[3934] Ibid., Article 274.

[3935] The worst forms of child labor are defined to include all forms of slavery; forced and compulsory labor; forced recruitment of children for use in armed conflicts; use or recruitment of children for purposes of prostitution or pornography; use or recruitment of children for illicit activities including the trafficking of drugs; and any work which is harmful to the health, safety or morals of the child. See Ibid., Articles 311, 12, 460.

[3936] U.S. Department of State, Country Reports – 2003: Togo, Section 6d.

[3937] Ibid.

[3938] Several ministries, including Social Affairs, Health, Interior and Security, and Justice, along with security forces (particularly police, army, and customs units) are involved in combating trafficking. Ibid.

[3939] Republic of Togo, Rapport National de Fin de Décennie sur "Le Suivi du Sommet Mondial pour les Enfants", 16.

[3940] U.S. Department of State, Country Reports – 2003: Togo, Section 6c.

[3941] Ibid., Section 6f. The government has drafted a law that imposes a 5 to 10 year prison term on traffickers or a fine of up to 10 million CFA francs (USD 18,313.70). The law includes penalties on parents of trafficked children. See Human Rights Watch, Borderline Slavery: Child Trafficking in Togo, 3. See also U.S. Department of State, Trafficking in Persons Report – 2004: Togo, Washington, D.C., June 14, 2004; available from For currency conversion, see FX Converter.

[3942] UN Committee on the Rights of the Child, Consideration of Initial Reports of States Parties: Summary Record of the 422nd Meeting, CRC/C/SR.422, prepared by Government of Togo, pursuant to Article 44 of the Convention on the Rights of the Child, February 3, 1998, para. 37.
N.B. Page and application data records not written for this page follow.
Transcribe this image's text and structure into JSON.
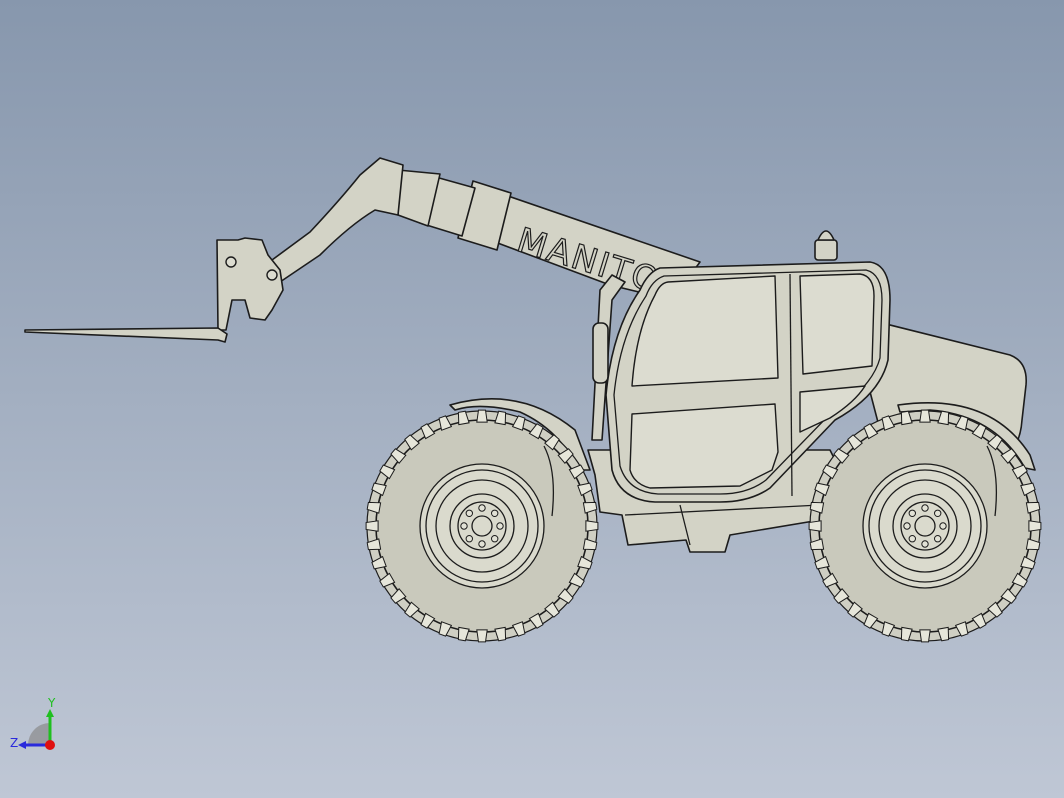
{
  "model": {
    "boom_text": "MANITOU"
  },
  "triad": {
    "y_label": "Y",
    "z_label": "Z",
    "y_color": "#1fbf1f",
    "z_color": "#2a2adc",
    "x_color": "#e01010"
  },
  "colors": {
    "background_top": "#8797ad",
    "background_bottom": "#bfc7d5",
    "part_fill": "#d3d3c6"
  }
}
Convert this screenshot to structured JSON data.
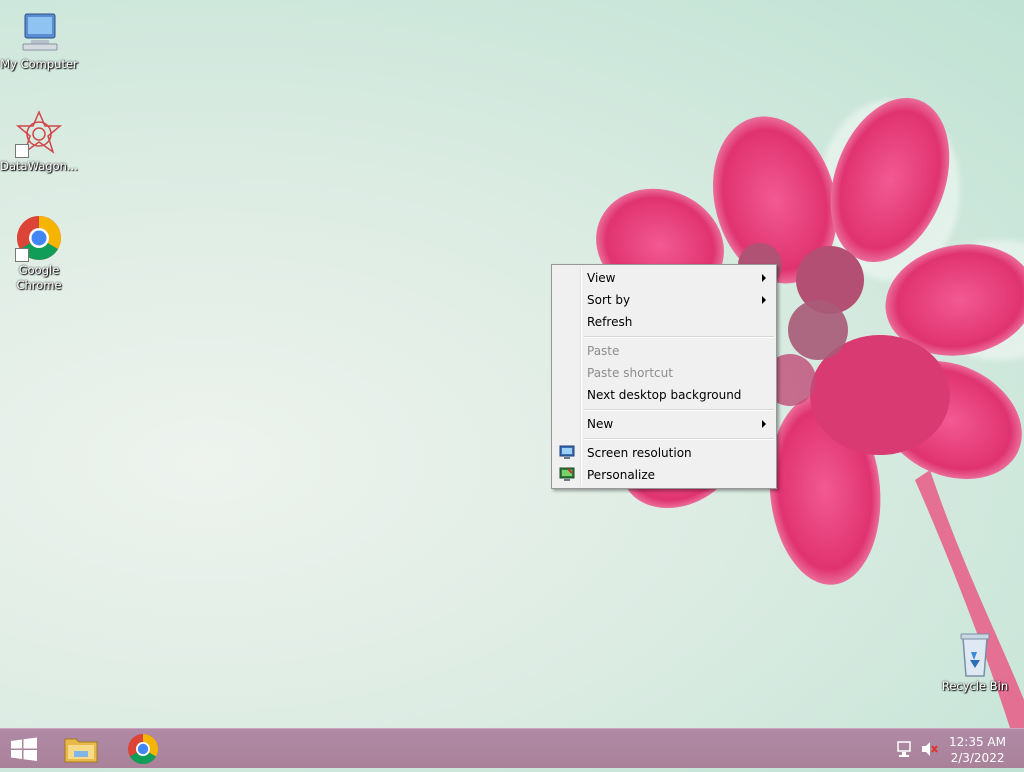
{
  "desktop": {
    "icons": [
      {
        "label": "My Computer"
      },
      {
        "label": "DataWagon..."
      },
      {
        "label": "Google Chrome"
      },
      {
        "label": "Recycle Bin"
      }
    ]
  },
  "context_menu": {
    "items": [
      {
        "label": "View",
        "submenu": true
      },
      {
        "label": "Sort by",
        "submenu": true
      },
      {
        "label": "Refresh"
      },
      {
        "label": "Paste",
        "disabled": true
      },
      {
        "label": "Paste shortcut",
        "disabled": true
      },
      {
        "label": "Next desktop background"
      },
      {
        "label": "New",
        "submenu": true
      },
      {
        "label": "Screen resolution",
        "icon": "screen-resolution-icon"
      },
      {
        "label": "Personalize",
        "icon": "personalize-icon"
      }
    ]
  },
  "taskbar": {
    "pinned": [
      {
        "icon": "start-windows-icon"
      },
      {
        "icon": "file-explorer-icon"
      },
      {
        "icon": "chrome-icon"
      }
    ],
    "tray": {
      "icons": [
        "network-icon",
        "volume-muted-icon"
      ],
      "time": "12:35 AM",
      "date": "2/3/2022"
    }
  },
  "colors": {
    "taskbar": "#a98199",
    "menu_bg": "#f0f0f0",
    "flower": "#e8407f"
  }
}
[3943] Penalties may include fines of up to 1,000,000 francs (USD 1,831.37) and up to 10 years' imprisonment. See Penal Code; available from For currency conversion, see FX Converter.

[3944] The regional child trafficking project covers Benin, Burkina Faso, Cameroon, Côte d'Ivoire, Gabon, Ghana, Mali, Nigeria, and Togo. The project began in July 2001 and is scheduled for completion in June 2007. See ILO-IPEC, Combating the Trafficking of Children for Labour Exploitation in West and Central Africa (Phase II), project document, Geneva, 2001, as amended.

[3945] The 4-year project began in 2002. See International Child Labor Program U.S. Department of Labor, Combating Child Trafficking in Togo through Education (COMBAT), project summary, 2003.

[3946] ILO-IPEC, LUTRENA technical progress report, 5. Over 250 vigilance committees have been created in villages throughout the country. See AFP, "Des comités de "vigilance" aux trousses des trafiquants d'enfants", [online], October 13, 2004 [cited October 23, 2004]; available from

[3947] U.S. Department of State, Country Reports – 2003: Togo, Section 6f.

[3948] Ibid. In 2004, the Ministry of Justice hosted a regional anti-trafficking workshop that focused on strategies to combat trafficking in Benin, Nigeria, and Togo. See U.S. Department of State, Trafficking in Persons Report: Togo.

[3949] ECPAT International, Togo.

[3950] UNICEF, At a glance: Togo, in UNICEF, [online] n.d. [cited March 25, 2004]; available from

Search Refworld